During Maison et Ebjet Fall 2016, Danish design company Normann Copenhagen has unveiled their latest furniture additions. Comprised of tables, mirrors, and storage solutions, the pieces are made of solid wood and cool steel constructions that portray a minimalist industrial look smoothen by a composition of natural color shades that add an elegant and warm touch to any home.
Designed by Simon Legald, the ‘Journal’ desk is composed of a colored desktop that sits on a light steel frame, resulting in an inviting and light appearance that makes it a stylish addition to any modern decor. Referencing old French industrial furniture, the frame is simple and constructed from a combination of tubular steel and sheet steel with slightly outward sloping legs. The monochrome overall look of ‘Journal’ is interrupted by the desktop’s oak edge, which adds an element of softness to the design. The desk can be found in four calm colors: black, white, grey and light blue.
A new table has been added to the ‘Slice’ collection, a set of tables made of oak. Designed by Hans Hornemann, ‘Slice’ is being joined by a bench, a bar table, a coffee table and a round table in two sizes. Their versatility allows them to be used in different environments including private homes, offices and restaurants. Their design recalls that of the Nordic style, paying close attention to the details and proportions. Its overall look and expression of solid and visual lightness is complemented by durable materials that make it ideal for frequent use.
Created by design duo Kaschkasch, this philosophy of finding the perfect hybrid between functionality and aesthetics is present in the ‘Mirror’ variations for Normann Copenhagen. With its simple geometric design, the ‘Horizon’ collection is made of a steel shelf that is integrated with the glass, serving as a practical place to put things on. ‘The idea came to use when we were making models from sheets of paper thinking of the horizon you see when you are at the seaside. It is a playful, and somehow poetic, experience to see the duplication in the mirror,’ Kaschkasch say when explaining the design.

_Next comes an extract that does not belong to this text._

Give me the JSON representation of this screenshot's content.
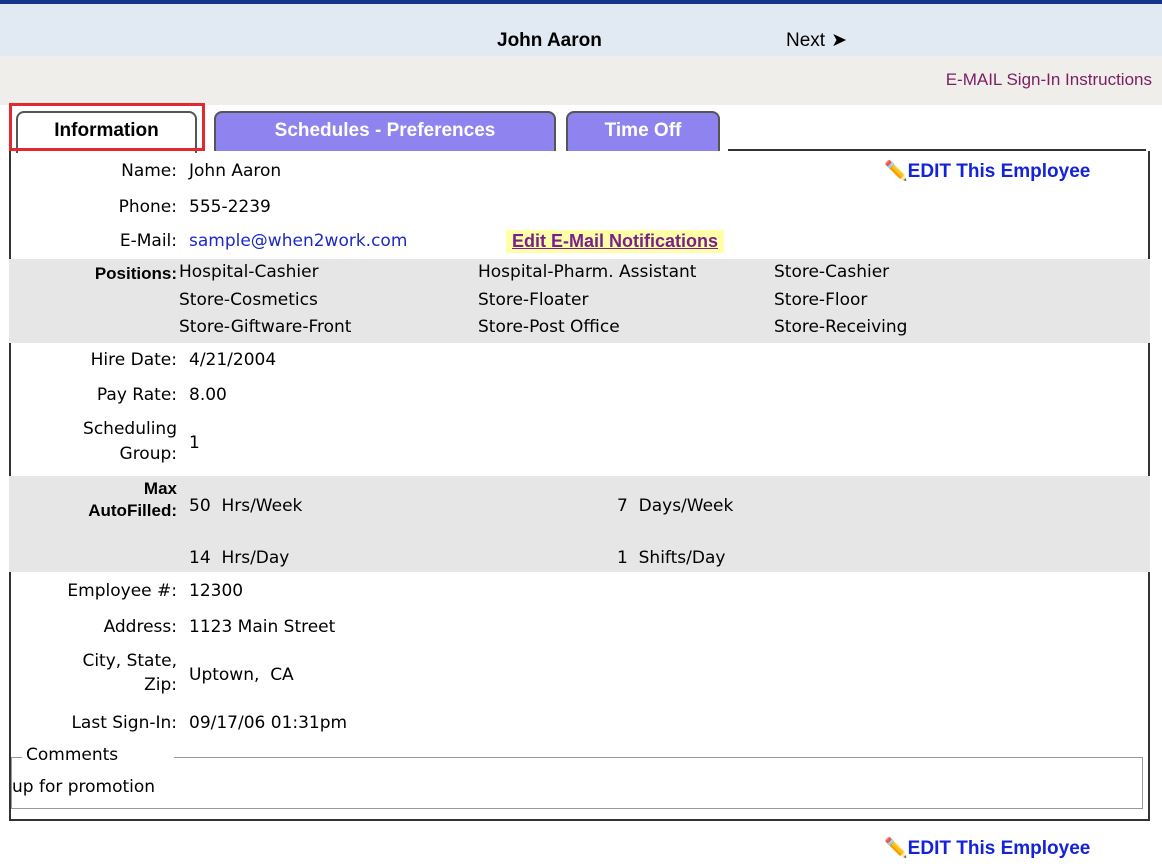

Aiming to maintain alive printed publications, Simon Legald has designed ‘Analog’, a magazine rack. With its modern and underplayed design, this piece is perfectly suited for magazines and other printed goods. It’s rack’s hole-patterned sides reference computer equipment of the 90’s which had similar perforations for cooling down the electronics. These perforations also create transparencies that give glimpses of the magazines. Its classical shape is composed of two separate compartments and practical handles form the basis for the design.
Last but not least, the ‘Jet’ shelf is the result of a designer’s play with surfaces and production. Creator Simon Legald has taken a light aluminium piece and cut it into a clear silhouette that results in an unconventional wall shelf. Manufacture by a technique called extrusion, the liquid aluminium is pressed through a specially designed profile to create the 4mm thick shelf. The profile has small incisions, which create the attractive grooved surface texture. ‘Jet’ comes in lengths of 80 or 160 cm and in white, black, silver, and champagne.